# [Records excerpted from a collection]
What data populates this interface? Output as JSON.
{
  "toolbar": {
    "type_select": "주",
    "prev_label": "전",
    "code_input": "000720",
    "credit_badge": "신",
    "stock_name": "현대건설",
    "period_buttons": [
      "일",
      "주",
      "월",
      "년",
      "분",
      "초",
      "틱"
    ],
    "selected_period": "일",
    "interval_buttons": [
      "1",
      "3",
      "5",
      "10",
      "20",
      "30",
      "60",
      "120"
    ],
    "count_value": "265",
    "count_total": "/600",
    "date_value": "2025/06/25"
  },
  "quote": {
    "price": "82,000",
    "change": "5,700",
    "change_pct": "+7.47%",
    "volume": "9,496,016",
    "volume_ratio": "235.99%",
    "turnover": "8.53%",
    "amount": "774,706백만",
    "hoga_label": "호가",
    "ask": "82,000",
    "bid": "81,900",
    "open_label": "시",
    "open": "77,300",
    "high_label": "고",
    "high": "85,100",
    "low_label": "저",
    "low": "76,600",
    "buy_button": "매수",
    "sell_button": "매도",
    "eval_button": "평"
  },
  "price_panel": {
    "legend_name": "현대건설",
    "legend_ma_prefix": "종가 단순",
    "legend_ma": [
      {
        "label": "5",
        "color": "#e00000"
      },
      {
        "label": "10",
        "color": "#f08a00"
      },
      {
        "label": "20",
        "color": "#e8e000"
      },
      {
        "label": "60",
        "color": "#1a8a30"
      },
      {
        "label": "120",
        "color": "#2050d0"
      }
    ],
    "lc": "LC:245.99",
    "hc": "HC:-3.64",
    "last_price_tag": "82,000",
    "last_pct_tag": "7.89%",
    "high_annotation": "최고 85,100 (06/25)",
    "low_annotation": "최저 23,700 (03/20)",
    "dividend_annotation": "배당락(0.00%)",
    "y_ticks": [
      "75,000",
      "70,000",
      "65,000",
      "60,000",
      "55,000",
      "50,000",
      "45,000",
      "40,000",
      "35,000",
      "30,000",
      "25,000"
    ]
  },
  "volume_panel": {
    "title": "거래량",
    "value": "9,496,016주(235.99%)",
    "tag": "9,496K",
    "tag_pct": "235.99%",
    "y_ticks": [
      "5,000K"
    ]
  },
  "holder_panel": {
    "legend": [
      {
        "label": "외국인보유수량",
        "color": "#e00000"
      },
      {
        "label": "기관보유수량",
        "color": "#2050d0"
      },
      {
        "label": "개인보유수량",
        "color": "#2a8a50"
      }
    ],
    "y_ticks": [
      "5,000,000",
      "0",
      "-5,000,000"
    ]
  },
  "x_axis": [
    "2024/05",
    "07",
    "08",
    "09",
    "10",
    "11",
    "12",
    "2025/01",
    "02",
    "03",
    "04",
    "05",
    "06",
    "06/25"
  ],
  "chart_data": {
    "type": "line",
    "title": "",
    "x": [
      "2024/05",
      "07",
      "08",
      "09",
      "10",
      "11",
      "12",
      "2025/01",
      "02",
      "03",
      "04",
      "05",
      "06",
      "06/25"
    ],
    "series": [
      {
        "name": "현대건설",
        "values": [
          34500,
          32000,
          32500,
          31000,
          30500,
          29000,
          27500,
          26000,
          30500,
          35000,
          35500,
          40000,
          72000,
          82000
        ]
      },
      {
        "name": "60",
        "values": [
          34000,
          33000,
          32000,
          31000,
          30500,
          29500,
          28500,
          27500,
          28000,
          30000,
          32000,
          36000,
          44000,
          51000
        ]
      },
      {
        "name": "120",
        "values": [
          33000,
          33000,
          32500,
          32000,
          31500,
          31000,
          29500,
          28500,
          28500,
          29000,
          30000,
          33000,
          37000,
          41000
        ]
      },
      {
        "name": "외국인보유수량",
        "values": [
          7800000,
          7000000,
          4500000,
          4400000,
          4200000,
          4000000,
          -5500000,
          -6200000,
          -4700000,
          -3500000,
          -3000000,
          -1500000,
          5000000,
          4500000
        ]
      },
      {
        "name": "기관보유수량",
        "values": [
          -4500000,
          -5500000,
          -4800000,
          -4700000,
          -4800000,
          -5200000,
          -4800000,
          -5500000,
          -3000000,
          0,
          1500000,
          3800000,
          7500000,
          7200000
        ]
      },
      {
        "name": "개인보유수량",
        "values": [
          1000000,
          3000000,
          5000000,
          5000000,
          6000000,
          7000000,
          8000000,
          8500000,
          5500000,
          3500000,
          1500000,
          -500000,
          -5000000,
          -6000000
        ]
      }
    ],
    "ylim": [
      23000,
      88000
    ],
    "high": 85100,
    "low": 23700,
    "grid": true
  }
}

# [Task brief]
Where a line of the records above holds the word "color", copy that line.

# [Completed task]
        "color": "#e00000"
        "color": "#f08a00"
        "color": "#e8e000"
        "color": "#1a8a30"
        "color": "#2050d0"
        "color": "#e00000"
        "color": "#2050d0"
        "color": "#2a8a50"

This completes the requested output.